Acute limb ischemia (ALI) occurs when there is a sudden lack of blood flow to a limb. Acute limb ischemia is caused by embolism or thrombosis. Thrombosis is usually caused by peripheral vascular disease (atherosclerotic disease that leads to blood vessel blockage), while an embolism is usually of cardiac origin. With proper intervention, acute limb ischaemia is a highly treatable condition; however, delayed treatment (beyond 6 to 12 hours) can result in permanent disability, amputation, and/or death. Therefore, timely and correctly treatment of this disease is important.

Acute limb ischaemia can occur in patients through all age groups. Patients that smoke and have diabetes mellitus are at a higher risk of developing acute limb ischemia. Most cases involve people with atherosclerosis problems.

Symptoms of acute limb ischaemia include:

  • Pain
  • Pallor
  • Paresthesias
  • Perishingly cold
  • Pulselessness
  • Paralysis

These symptoms are called the six P’s. They are commonly mis-attributed to compartment syndrome. One more symptom would be the development of gangrene. Immediate medical attention should be sought with any of the symptoms. In late stages, paresthesia is replaced by anesthesia due to death of nerve cells. In some cases, gangrene can occur within six hours of ischemia. If patient is fully anesthetic and paralyzed, it is often too late to save the limb.

Absolute contraindications

CVA/TIA in last 2 months
Active bleeding
Recent GI bleeding-last 10 days
Neurosurgery in last 3 months
Intracranial trauma in last 3 months

Relative contraindications

CPR in last 10 days
Major non vascular surgery or trauma in last 10 days
Uncontrolled HTN >180/110
Puncture of non compressible vesse
Intracranial tumor
Recent eye surgery

Percutaneous catheter-directed thrombolytic therapy is defined as the process of percutaneous thrombus lysis with the use of special designed interventional equipment and can be achieved currently by simple pharmacological or combined pharmacomechanical thrombolysis. Pharmacological thrombolysis is herein defined as the process of thrombus dissolution through the selective catheter-directed infusion of thrombolytic agents. Mechanical thrombolysis (thrombectomy) is herein defined as mechanical disruption of the thrombus. Pharmacomechanical thrombolysis is herein defined as the mechanical disruption of the thrombus combined with pharmacological thrombolysis.

Stages of IA thrombolysis.

A: An occluded segment of vessel is demonstrated arteriographically.

B: A coaxial catheter is introduced through the IA sheath and advanced into the proximal thrombus, and a guidewire is then advanced to the distal end of the thrombus.

C: A tip-occluded multiside-orifice catheter is advanced into the entire thrombus, which is saturated with a lacing dose of lytic agent deposited by rapid pulse-spray infusion. (Alternatively, an end-hole catheter or a catheter with fewer distal side-holes is advanced distally and then retracted proximally while depositing small doses of lytic agent at each site.)

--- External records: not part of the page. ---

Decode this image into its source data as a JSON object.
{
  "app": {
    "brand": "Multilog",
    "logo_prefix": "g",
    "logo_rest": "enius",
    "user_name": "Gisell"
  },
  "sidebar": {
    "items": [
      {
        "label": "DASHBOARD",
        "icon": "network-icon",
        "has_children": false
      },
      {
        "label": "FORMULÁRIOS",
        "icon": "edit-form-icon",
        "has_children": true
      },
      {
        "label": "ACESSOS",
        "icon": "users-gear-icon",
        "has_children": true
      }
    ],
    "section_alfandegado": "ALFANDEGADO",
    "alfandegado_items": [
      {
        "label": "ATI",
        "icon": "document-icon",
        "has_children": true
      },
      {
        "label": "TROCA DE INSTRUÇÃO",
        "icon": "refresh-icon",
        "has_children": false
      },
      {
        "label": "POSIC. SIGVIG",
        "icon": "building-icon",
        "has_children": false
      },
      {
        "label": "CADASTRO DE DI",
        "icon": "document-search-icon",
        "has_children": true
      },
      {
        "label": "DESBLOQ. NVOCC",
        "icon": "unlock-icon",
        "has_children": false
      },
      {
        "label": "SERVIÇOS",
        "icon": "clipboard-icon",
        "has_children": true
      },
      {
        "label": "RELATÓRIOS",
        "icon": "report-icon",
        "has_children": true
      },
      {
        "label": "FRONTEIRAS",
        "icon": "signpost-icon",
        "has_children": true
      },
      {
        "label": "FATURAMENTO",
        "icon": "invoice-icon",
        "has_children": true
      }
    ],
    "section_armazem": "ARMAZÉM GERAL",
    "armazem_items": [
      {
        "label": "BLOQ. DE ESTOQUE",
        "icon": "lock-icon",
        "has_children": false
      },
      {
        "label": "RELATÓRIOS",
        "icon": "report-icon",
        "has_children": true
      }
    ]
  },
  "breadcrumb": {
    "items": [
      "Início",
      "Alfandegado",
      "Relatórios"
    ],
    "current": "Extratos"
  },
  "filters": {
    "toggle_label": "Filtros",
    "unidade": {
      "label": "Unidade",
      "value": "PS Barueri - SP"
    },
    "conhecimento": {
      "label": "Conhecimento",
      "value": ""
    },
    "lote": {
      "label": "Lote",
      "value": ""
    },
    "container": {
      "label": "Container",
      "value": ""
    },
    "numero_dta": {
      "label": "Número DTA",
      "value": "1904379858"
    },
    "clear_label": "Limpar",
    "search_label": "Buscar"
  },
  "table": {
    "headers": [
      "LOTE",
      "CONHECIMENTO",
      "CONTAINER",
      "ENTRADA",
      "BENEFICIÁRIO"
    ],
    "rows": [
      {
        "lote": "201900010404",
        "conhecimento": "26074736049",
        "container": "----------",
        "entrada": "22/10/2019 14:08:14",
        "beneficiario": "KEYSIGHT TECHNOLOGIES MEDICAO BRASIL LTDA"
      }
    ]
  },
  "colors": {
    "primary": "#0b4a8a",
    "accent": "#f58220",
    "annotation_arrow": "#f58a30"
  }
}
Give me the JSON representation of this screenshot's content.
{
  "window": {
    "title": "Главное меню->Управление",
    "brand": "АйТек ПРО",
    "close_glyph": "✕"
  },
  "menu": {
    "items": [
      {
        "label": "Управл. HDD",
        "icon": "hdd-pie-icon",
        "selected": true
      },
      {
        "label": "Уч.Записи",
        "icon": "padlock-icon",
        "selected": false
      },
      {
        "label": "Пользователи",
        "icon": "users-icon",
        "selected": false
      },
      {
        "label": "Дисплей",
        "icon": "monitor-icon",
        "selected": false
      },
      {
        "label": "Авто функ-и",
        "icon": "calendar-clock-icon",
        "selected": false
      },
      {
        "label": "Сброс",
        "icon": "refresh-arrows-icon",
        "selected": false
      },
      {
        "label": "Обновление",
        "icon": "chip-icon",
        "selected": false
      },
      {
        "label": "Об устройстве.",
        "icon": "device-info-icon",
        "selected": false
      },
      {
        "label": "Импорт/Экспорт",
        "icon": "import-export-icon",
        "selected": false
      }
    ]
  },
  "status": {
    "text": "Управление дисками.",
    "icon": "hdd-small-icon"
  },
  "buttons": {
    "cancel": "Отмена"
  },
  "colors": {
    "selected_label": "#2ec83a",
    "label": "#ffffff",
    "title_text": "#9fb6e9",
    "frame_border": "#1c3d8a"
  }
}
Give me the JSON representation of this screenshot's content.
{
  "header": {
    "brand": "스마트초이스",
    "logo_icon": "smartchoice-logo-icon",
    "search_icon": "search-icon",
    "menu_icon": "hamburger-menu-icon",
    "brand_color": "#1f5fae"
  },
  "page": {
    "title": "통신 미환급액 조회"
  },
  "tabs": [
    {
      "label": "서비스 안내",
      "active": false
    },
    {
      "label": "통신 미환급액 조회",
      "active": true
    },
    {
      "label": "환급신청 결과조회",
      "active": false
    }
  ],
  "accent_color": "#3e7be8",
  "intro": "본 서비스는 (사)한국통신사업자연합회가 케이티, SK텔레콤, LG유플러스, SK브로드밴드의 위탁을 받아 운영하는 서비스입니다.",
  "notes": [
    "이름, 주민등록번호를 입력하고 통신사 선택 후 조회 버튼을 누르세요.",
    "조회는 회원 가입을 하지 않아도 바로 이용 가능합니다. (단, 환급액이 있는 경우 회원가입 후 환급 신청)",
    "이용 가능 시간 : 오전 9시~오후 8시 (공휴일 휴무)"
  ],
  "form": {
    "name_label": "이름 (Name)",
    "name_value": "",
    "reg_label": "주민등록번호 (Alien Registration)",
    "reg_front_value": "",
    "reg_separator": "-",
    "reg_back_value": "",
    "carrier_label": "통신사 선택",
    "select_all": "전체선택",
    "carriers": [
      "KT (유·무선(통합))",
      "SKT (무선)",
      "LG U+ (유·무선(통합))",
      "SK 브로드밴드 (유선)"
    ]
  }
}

D: Continuous infusion is administered with an end-hole catheter with its tip in the proximal thrombus and a smaller side-hole catheter that is advanced much farther into the clot. (A distal untreated segment of thrombus is shown here, but a side-hole catheter, with its tip occluded, may be advanced so as to bathe the thrombus with lytic agent throughout its length.)

E: As thrombolysis progresses, both catheters may be advanced, but with this configuration, the inner catheter alone may be advanced into the receding thrombus front. The process continued until the entire thrombus is dissolved and an underlying obstructing lesion is uncovered for treatment by angioplasty or surgery.